Your task is to retype every entry exactly, omitting nothing.

_Available data_:
+---+

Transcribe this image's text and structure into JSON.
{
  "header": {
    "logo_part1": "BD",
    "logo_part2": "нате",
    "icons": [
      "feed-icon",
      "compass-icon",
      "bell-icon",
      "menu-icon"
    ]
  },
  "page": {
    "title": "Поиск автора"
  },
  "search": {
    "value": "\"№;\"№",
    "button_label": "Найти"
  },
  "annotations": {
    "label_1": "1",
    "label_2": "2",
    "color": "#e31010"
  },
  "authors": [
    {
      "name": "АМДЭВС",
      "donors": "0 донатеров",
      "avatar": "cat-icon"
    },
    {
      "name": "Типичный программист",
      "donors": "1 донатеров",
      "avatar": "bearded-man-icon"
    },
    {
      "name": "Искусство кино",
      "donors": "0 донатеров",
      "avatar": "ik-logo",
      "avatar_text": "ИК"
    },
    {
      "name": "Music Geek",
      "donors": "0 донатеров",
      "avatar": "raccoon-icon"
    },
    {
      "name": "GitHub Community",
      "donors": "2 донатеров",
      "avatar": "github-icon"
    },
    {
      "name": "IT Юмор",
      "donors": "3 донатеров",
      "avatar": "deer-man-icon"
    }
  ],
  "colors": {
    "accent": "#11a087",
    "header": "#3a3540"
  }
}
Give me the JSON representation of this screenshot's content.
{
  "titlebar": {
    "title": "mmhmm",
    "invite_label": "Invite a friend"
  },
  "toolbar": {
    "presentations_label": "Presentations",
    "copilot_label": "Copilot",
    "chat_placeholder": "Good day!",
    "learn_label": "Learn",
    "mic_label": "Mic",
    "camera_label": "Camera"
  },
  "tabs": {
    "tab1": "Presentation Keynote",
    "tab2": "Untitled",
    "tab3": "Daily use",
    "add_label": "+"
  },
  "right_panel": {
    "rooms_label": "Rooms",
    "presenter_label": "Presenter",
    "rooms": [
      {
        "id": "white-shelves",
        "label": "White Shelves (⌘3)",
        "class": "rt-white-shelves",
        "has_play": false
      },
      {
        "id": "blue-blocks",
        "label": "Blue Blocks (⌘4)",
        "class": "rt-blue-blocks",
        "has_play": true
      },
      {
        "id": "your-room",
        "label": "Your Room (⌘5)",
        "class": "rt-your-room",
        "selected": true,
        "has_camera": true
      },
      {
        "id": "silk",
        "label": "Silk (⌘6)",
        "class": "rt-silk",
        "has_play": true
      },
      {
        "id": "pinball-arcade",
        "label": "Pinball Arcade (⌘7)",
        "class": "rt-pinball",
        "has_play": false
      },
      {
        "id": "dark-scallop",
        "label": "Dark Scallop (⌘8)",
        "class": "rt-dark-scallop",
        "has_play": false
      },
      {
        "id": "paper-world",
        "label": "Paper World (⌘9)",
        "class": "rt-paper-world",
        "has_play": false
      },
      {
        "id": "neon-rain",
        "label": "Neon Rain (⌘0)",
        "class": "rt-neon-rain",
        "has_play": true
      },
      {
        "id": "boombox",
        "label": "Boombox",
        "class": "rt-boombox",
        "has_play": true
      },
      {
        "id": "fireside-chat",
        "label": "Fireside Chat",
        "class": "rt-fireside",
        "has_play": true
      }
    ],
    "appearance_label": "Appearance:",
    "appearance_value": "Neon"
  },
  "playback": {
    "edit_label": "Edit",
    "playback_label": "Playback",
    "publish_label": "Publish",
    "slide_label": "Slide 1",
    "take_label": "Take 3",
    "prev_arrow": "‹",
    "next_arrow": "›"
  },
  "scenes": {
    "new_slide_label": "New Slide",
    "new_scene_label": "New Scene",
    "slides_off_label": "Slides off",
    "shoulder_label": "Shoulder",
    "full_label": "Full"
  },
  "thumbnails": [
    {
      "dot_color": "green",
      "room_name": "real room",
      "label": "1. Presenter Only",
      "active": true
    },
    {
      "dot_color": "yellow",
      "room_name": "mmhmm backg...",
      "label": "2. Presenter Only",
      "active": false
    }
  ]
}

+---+

_Answer for the task_:
Transcribe this image's text and structure into JSON.
{
  "header": {
    "logo_part1": "BD",
    "logo_part2": "нате",
    "icons": [
      "feed-icon",
      "compass-icon",
      "bell-icon",
      "menu-icon"
    ]
  },
  "page": {
    "title": "Поиск автора"
  },
  "search": {
    "value": "\"№;\"№",
    "button_label": "Найти"
  },
  "annotations": {
    "label_1": "1",
    "label_2": "2",
    "color": "#e31010"
  },
  "authors": [
    {
      "name": "АМДЭВС",
      "donors": "0 донатеров",
      "avatar": "cat-icon"
    },
    {
      "name": "Типичный программист",
      "donors": "1 донатеров",
      "avatar": "bearded-man-icon"
    },
    {
      "name": "Искусство кино",
      "donors": "0 донатеров",
      "avatar": "ik-logo",
      "avatar_text": "ИК"
    },
    {
      "name": "Music Geek",
      "donors": "0 донатеров",
      "avatar": "raccoon-icon"
    },
    {
      "name": "GitHub Community",
      "donors": "2 донатеров",
      "avatar": "github-icon"
    },
    {
      "name": "IT Юмор",
      "donors": "3 донатеров",
      "avatar": "deer-man-icon"
    }
  ],
  "colors": {
    "accent": "#11a087",
    "header": "#3a3540"
  }
}
Give me the JSON representation of this screenshot's content.
{
  "titlebar": {
    "title": "mmhmm",
    "invite_label": "Invite a friend"
  },
  "toolbar": {
    "presentations_label": "Presentations",
    "copilot_label": "Copilot",
    "chat_placeholder": "Good day!",
    "learn_label": "Learn",
    "mic_label": "Mic",
    "camera_label": "Camera"
  },
  "tabs": {
    "tab1": "Presentation Keynote",
    "tab2": "Untitled",
    "tab3": "Daily use",
    "add_label": "+"
  },
  "right_panel": {
    "rooms_label": "Rooms",
    "presenter_label": "Presenter",
    "rooms": [
      {
        "id": "white-shelves",
        "label": "White Shelves (⌘3)",
        "class": "rt-white-shelves",
        "has_play": false
      },
      {
        "id": "blue-blocks",
        "label": "Blue Blocks (⌘4)",
        "class": "rt-blue-blocks",
        "has_play": true
      },
      {
        "id": "your-room",
        "label": "Your Room (⌘5)",
        "class": "rt-your-room",
        "selected": true,
        "has_camera": true
      },
      {
        "id": "silk",
        "label": "Silk (⌘6)",
        "class": "rt-silk",
        "has_play": true
      },
      {
        "id": "pinball-arcade",
        "label": "Pinball Arcade (⌘7)",
        "class": "rt-pinball",
        "has_play": false
      },
      {
        "id": "dark-scallop",
        "label": "Dark Scallop (⌘8)",
        "class": "rt-dark-scallop",
        "has_play": false
      },
      {
        "id": "paper-world",
        "label": "Paper World (⌘9)",
        "class": "rt-paper-world",
        "has_play": false
      },
      {
        "id": "neon-rain",
        "label": "Neon Rain (⌘0)",
        "class": "rt-neon-rain",
        "has_play": true
      },
      {
        "id": "boombox",
        "label": "Boombox",
        "class": "rt-boombox",
        "has_play": true
      },
      {
        "id": "fireside-chat",
        "label": "Fireside Chat",
        "class": "rt-fireside",
        "has_play": true
      }
    ],
    "appearance_label": "Appearance:",
    "appearance_value": "Neon"
  },
  "playback": {
    "edit_label": "Edit",
    "playback_label": "Playback",
    "publish_label": "Publish",
    "slide_label": "Slide 1",
    "take_label": "Take 3",
    "prev_arrow": "‹",
    "next_arrow": "›"
  },
  "scenes": {
    "new_slide_label": "New Slide",
    "new_scene_label": "New Scene",
    "slides_off_label": "Slides off",
    "shoulder_label": "Shoulder",
    "full_label": "Full"
  },
  "thumbnails": [
    {
      "dot_color": "green",
      "room_name": "real room",
      "label": "1. Presenter Only",
      "active": true
    },
    {
      "dot_color": "yellow",
      "room_name": "mmhmm backg...",
      "label": "2. Presenter Only",
      "active": false
    }
  ]
}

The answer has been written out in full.